The application also sends the location of the nearest automatic electronic defibrillator.
When a 911 dispatcher inputs certain codes after receiving a distress call, the software sends out a text to citizens who have downloaded the application and indicated that they are CPR-certified. When users open their smartphones, a map appears indicating the location of the incident, the location of an AED, and the user’s own location.
According to Richard Price, fire chief at SRVPD, there is less than an 8 percent chance of survival if someone goes into cardiac arrest on the street.
“With a cardiac arrest, you only get about 10 minutes to help,” Price said. “On average, it takes 7 minutes for first responders from a 911 call to arrive.

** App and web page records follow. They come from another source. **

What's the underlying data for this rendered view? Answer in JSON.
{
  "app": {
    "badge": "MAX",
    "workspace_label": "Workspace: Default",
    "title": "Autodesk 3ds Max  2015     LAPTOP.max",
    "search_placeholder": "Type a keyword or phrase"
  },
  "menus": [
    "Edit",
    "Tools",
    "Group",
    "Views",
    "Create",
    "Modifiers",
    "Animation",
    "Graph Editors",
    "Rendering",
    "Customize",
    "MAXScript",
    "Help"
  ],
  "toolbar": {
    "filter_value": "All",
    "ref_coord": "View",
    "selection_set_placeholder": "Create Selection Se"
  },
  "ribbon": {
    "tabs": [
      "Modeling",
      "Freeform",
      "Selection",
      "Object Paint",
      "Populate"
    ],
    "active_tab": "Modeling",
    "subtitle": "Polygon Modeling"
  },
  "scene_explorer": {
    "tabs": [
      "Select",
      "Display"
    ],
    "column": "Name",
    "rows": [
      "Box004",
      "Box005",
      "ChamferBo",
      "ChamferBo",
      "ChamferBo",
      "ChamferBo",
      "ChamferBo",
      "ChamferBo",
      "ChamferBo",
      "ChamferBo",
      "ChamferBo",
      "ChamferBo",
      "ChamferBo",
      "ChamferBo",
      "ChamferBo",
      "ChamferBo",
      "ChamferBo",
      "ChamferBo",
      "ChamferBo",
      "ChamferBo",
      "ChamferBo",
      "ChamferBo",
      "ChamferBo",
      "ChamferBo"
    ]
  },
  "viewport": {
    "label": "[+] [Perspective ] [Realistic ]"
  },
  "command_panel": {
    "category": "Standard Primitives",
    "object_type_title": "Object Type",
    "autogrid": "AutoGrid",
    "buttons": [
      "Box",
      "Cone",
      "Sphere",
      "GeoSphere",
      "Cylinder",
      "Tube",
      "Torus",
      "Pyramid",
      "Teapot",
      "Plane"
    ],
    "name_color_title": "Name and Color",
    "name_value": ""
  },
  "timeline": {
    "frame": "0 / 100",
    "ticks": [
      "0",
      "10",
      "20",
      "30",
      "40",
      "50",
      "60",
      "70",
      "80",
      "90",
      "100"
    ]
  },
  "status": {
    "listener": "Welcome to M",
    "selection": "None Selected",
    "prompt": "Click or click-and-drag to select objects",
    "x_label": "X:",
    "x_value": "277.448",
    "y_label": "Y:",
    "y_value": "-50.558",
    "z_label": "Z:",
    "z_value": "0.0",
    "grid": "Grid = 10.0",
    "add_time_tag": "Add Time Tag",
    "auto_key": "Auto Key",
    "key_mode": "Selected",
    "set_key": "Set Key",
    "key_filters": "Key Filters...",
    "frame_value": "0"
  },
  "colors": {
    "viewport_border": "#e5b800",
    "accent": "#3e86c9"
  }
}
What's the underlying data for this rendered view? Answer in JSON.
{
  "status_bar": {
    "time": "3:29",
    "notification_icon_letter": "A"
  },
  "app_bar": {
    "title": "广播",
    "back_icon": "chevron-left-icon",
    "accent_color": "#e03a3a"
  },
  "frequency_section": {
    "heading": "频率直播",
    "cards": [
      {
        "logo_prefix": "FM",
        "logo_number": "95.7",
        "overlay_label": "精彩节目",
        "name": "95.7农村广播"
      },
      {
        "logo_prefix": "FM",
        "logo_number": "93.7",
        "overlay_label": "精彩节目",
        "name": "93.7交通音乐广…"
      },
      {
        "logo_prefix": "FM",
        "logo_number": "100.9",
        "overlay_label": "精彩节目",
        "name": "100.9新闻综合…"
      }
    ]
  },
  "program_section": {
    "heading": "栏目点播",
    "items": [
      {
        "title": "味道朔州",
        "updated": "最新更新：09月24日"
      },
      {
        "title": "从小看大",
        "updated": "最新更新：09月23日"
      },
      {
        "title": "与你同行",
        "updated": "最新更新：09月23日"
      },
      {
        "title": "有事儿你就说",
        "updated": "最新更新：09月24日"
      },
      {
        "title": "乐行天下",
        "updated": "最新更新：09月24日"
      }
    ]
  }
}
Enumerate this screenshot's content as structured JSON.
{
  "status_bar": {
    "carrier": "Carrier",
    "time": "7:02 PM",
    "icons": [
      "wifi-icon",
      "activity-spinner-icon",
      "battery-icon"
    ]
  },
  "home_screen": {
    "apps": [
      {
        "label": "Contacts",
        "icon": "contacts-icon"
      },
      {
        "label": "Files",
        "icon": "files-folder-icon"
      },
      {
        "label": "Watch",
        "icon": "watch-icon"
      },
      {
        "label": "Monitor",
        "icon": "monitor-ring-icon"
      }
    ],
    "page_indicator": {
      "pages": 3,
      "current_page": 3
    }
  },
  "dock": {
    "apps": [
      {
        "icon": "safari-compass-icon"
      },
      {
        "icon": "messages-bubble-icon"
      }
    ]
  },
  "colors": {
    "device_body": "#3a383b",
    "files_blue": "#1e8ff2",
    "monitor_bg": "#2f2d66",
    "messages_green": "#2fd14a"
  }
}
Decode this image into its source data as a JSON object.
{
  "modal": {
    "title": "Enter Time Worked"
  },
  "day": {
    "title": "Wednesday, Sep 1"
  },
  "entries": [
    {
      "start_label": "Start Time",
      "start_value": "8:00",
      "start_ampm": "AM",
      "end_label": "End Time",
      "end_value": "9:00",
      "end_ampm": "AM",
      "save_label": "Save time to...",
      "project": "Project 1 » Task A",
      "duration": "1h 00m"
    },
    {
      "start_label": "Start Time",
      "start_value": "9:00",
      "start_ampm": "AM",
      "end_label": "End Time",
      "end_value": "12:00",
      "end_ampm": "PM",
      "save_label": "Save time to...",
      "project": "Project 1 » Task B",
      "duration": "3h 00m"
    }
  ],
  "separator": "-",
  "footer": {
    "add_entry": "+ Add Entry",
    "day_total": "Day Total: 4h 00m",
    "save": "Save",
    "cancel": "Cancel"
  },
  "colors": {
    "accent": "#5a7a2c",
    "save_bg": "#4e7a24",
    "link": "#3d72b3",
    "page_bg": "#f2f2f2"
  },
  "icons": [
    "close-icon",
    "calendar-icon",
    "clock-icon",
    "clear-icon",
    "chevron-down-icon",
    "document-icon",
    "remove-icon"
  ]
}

The reason many people are dying is because of that difference.”
The application will enable citizens who are nearby to respond during that critical time period and give them access to an AED, which increases survival rates to 80 percent when it is used within the first 10 minutes.
Currently, the application will only be in use in the San Ramon district, but the SRVPD is looking for other agencies who want to implement it. Developers are also working on making it available to Android and BlackBerry users.
The application is available at http://firedepartment.mobi/.